==== PROVIDED MATERIAL ====
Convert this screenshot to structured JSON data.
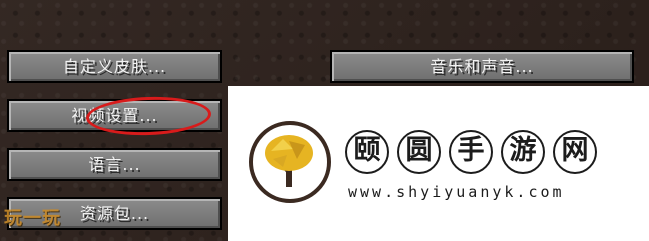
{
  "menu": {
    "buttons": [
      {
        "label": "自定义皮肤..."
      },
      {
        "label": "音乐和声音..."
      },
      {
        "label": "视频设置..."
      },
      {
        "label": "语言..."
      },
      {
        "label": "资源包..."
      }
    ]
  },
  "overlay": {
    "brand_chars": [
      "颐",
      "圆",
      "手",
      "游",
      "网"
    ],
    "url": "www.shyiyuanyk.com"
  },
  "watermark": {
    "text": "玩一玩"
  },
  "colors": {
    "background": "#2d211c",
    "button_face": "#7f7f7f",
    "highlight_circle": "#d81b1b",
    "logo_tree": "#e6b422"
  }
}
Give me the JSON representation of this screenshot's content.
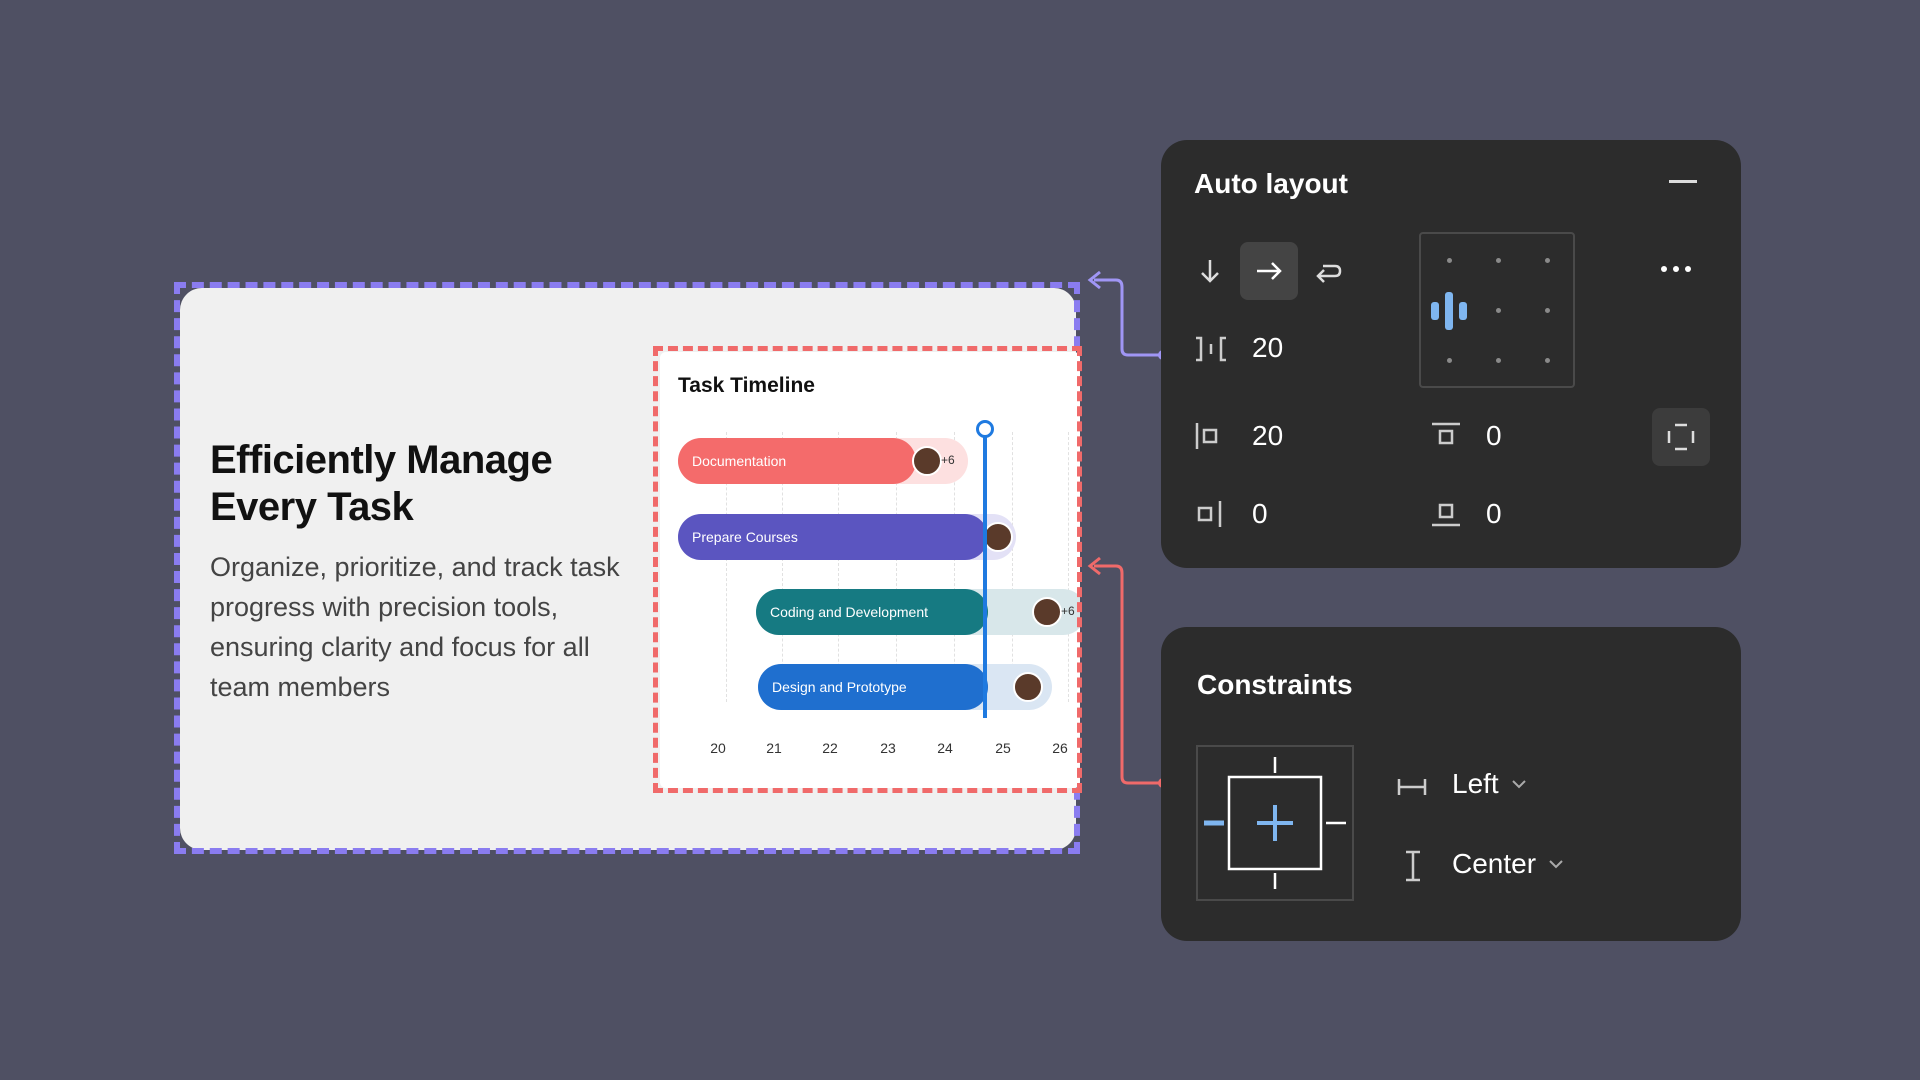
{
  "card": {
    "title_line1": "Efficiently Manage",
    "title_line2": "Every Task",
    "description": "Organize, prioritize, and track task progress with precision tools, ensuring clarity and focus for all team members"
  },
  "timeline": {
    "title": "Task Timeline",
    "tasks": [
      {
        "label": "Documentation",
        "color": "#f46b6b",
        "track_color": "#fde0e0",
        "extra": "+6"
      },
      {
        "label": "Prepare Courses",
        "color": "#5b55c0",
        "track_color": "#e3e1f6",
        "extra": ""
      },
      {
        "label": "Coding and Development",
        "color": "#167a82",
        "track_color": "#d8e7ea",
        "extra": "+6"
      },
      {
        "label": "Design and Prototype",
        "color": "#1f6fcf",
        "track_color": "#dae6f3",
        "extra": ""
      }
    ],
    "days": [
      "20",
      "21",
      "22",
      "23",
      "24",
      "25",
      "26"
    ]
  },
  "auto_layout": {
    "title": "Auto layout",
    "gap": "20",
    "padding_left": "20",
    "padding_top": "0",
    "padding_right": "0",
    "padding_bottom": "0",
    "accent": "#7fb6f0"
  },
  "constraints": {
    "title": "Constraints",
    "horizontal": "Left",
    "vertical": "Center"
  },
  "colors": {
    "background": "#4f5063",
    "card_selection": "#8a7cf0",
    "timeline_selection": "#f06a6a",
    "panel": "#2c2c2c",
    "today": "#1f7ae0"
  }
}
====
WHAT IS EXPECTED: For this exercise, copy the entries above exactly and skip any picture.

EXERCISE OUTPUT:
Convert this screenshot to structured JSON data.
{
  "menu": {
    "buttons": [
      {
        "label": "自定义皮肤..."
      },
      {
        "label": "音乐和声音..."
      },
      {
        "label": "视频设置..."
      },
      {
        "label": "语言..."
      },
      {
        "label": "资源包..."
      }
    ]
  },
  "overlay": {
    "brand_chars": [
      "颐",
      "圆",
      "手",
      "游",
      "网"
    ],
    "url": "www.shyiyuanyk.com"
  },
  "watermark": {
    "text": "玩一玩"
  },
  "colors": {
    "background": "#2d211c",
    "button_face": "#7f7f7f",
    "highlight_circle": "#d81b1b",
    "logo_tree": "#e6b422"
  }
}
Give me the JSON representation of this screenshot's content.
{
  "card": {
    "title_line1": "Efficiently Manage",
    "title_line2": "Every Task",
    "description": "Organize, prioritize, and track task progress with precision tools, ensuring clarity and focus for all team members"
  },
  "timeline": {
    "title": "Task Timeline",
    "tasks": [
      {
        "label": "Documentation",
        "color": "#f46b6b",
        "track_color": "#fde0e0",
        "extra": "+6"
      },
      {
        "label": "Prepare Courses",
        "color": "#5b55c0",
        "track_color": "#e3e1f6",
        "extra": ""
      },
      {
        "label": "Coding and Development",
        "color": "#167a82",
        "track_color": "#d8e7ea",
        "extra": "+6"
      },
      {
        "label": "Design and Prototype",
        "color": "#1f6fcf",
        "track_color": "#dae6f3",
        "extra": ""
      }
    ],
    "days": [
      "20",
      "21",
      "22",
      "23",
      "24",
      "25",
      "26"
    ]
  },
  "auto_layout": {
    "title": "Auto layout",
    "gap": "20",
    "padding_left": "20",
    "padding_top": "0",
    "padding_right": "0",
    "padding_bottom": "0",
    "accent": "#7fb6f0"
  },
  "constraints": {
    "title": "Constraints",
    "horizontal": "Left",
    "vertical": "Center"
  },
  "colors": {
    "background": "#4f5063",
    "card_selection": "#8a7cf0",
    "timeline_selection": "#f06a6a",
    "panel": "#2c2c2c",
    "today": "#1f7ae0"
  }
}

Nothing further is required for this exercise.